It almost comes to that on Mame, appearing here on CD for the first time. It’s an altogether thinner album, with shorter trumpet solos and a bunch of jokey songs nobody ever covers. (About “Faith”, we learn that “Folks who lend cash all have it / Folks who save trash all have it”.) Still, the Mame All Stars — almost entirely different than the band on Dolly — offer some great moments: the slicing banjo of “When the Saints Go Marching In”, the gentle reflection of “Tin Roof Blues” and “Tyree’s Blues”, and the return of Big Chief on Armstrong’s spiritual “Bye ‘N’ Bye”. And new trombonist Tyree Glenn cuts through twice: he plays a commanding solo on “The Circle of Your Arms”, and, on a custard-themed Armstrong original, grunts out tone deaf cries of “CHEESECAKE!” Also, the strings are gone.

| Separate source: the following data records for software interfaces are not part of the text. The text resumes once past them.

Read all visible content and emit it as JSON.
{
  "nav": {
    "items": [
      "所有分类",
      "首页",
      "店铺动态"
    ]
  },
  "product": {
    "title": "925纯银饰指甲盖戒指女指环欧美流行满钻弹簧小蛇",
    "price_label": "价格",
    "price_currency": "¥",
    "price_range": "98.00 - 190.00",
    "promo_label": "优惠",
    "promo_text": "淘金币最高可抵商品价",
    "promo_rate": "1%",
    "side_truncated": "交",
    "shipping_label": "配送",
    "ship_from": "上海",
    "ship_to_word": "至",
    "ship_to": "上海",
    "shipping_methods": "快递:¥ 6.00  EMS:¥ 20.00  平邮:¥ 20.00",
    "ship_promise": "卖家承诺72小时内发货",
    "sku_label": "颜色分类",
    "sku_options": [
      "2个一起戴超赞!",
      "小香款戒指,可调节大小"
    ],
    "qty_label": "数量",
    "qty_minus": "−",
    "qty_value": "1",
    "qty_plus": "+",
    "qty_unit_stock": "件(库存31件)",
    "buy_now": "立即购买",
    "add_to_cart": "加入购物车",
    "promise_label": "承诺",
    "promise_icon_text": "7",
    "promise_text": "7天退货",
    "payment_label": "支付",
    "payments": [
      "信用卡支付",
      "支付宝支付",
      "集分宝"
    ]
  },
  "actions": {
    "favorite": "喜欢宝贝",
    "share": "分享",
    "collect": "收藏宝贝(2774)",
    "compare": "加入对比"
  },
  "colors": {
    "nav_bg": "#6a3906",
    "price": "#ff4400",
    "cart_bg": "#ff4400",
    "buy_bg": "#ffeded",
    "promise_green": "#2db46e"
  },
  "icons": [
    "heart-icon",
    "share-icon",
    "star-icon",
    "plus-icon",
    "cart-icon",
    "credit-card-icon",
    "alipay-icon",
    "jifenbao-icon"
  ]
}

They return with a vengeance on What a Wonderful World, though “vengeance” is probably the wrong word for this gentle collection. The orchestral title song you know; its monumental presence in movies and TV shows has become a fact of life. The rest of the album moves from strings to small groups and back again, though even the All Stars sound sleepy on the ballads “There Must Be a Way” and “I Guess I’ll Get the Papers” (no banjo). Standouts are the crackling “Cabaret” and “Hellzapoppin’”, cut the same day as “Wonderful World” but with twice the energy. That said, even slow Armstrong is a master of note placement, and he derives unexpected pleasures from these sentimental songs. They’re warm easy listening for an evening spent savoring the home fires.
“What a Wonderful World” went to #1 in the UK and, after it appeared in the movie Good Morning, Vietnam, hit #32 in the US, 20 years after its initial release. Throughout the song, Armstrong is still Armstrong. The relaxed precision of the line “and I think to myself”, the vibrato trails that complete phrases — these are the marks of his mastery, the moments that stop time. Like all the best hit music, this compilation abounds with such moments. However little it resembles what’s on the pop charts, Armstrong’s music continues to occupy its long moment in our lives.